Why were we created lateral-eyed… (I began writing this fragment as if I were speaking in the voice of an extinct quadruped; but now I don’t want to continue. I realize my only interest was in using that hyphenated term, which, from what I understand, is what it’s called when a being has an eye on either side of its head, rather than both up front working together to paint a 3-D picture on the imagination: binocular vision.)

All science in the real sense… can never reach a final goal or give an entirely satisfactory explanation. It never aims at the inmost nature of the world; it can never get beyond the representation; on the contrary, it really tells us nothing more than the relation of one representation to another.

That’s from §7 of EFJ Payne’s translation of Arthur Schopenhauer’s The World As Will and Representation. I was (as often happens) looking for a certain passage yet couldn’t find it so had to settle on another: the one I wanted was his outpouring about the heinousness of urban cabdrivers’ maltreatment of horses; instead, I grabbed what seemed most interesting from my failed rummaging.

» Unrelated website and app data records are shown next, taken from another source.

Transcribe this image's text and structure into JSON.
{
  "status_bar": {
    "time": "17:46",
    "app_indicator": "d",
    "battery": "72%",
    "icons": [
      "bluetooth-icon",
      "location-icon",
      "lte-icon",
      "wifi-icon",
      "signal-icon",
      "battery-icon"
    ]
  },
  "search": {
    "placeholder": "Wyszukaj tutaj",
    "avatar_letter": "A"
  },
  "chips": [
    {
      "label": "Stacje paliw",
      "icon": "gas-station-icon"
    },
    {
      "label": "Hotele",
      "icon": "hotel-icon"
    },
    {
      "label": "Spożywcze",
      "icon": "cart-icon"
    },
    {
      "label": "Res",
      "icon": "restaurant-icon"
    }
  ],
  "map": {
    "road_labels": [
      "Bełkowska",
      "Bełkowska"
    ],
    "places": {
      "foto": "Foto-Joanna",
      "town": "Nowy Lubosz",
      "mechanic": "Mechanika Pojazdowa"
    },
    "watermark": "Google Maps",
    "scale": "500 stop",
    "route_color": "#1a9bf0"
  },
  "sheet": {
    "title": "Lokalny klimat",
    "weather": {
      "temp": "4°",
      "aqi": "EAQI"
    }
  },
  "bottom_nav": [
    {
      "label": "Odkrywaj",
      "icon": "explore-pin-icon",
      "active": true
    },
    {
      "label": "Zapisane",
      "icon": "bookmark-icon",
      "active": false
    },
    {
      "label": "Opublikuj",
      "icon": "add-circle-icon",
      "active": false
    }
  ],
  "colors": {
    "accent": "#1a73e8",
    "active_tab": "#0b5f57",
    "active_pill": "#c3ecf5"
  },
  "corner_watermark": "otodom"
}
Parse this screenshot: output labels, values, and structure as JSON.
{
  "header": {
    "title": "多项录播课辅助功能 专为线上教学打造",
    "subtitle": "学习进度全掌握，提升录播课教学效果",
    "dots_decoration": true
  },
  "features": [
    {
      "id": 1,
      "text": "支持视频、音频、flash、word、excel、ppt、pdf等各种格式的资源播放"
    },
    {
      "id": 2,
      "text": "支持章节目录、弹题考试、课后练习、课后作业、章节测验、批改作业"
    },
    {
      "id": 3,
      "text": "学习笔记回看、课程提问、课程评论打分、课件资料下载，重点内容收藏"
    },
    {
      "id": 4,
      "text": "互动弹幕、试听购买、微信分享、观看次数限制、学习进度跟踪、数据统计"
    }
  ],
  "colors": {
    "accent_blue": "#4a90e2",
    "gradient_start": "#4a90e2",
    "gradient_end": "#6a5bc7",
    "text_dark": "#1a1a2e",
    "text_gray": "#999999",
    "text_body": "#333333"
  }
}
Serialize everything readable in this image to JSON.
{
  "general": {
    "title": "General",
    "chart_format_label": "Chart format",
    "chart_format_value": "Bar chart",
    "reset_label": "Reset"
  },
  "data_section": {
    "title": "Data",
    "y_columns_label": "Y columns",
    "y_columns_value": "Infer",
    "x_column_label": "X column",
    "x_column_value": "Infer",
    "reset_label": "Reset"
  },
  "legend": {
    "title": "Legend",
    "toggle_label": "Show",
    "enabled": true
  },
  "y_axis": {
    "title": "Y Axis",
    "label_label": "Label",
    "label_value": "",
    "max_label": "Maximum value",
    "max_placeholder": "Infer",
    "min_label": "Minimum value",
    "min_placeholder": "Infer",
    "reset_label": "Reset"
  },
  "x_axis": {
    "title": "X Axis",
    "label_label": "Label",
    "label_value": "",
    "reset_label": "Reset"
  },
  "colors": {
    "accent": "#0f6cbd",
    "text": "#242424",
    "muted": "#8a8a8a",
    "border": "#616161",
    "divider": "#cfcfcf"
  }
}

By the way, to communicate “nothing more than the relation of one representation to another” is still quite a feat, in my opinion.

Now I gotta go, so I’ll end this with a few words about our afternoon bike ride:

My sweetheart led me to a beautiful park today. We rode until we arrived at the “5-loop surface-mount contemporary bike rack”; then we alighted and walked the rest of the way. The footpath was broad and pleasantly curvaceous. There was abundant greenery… gorgeous bodies of water… clearest sky… hopping robins, baby ducks.

No comments:

Archive

More from Bryan Ray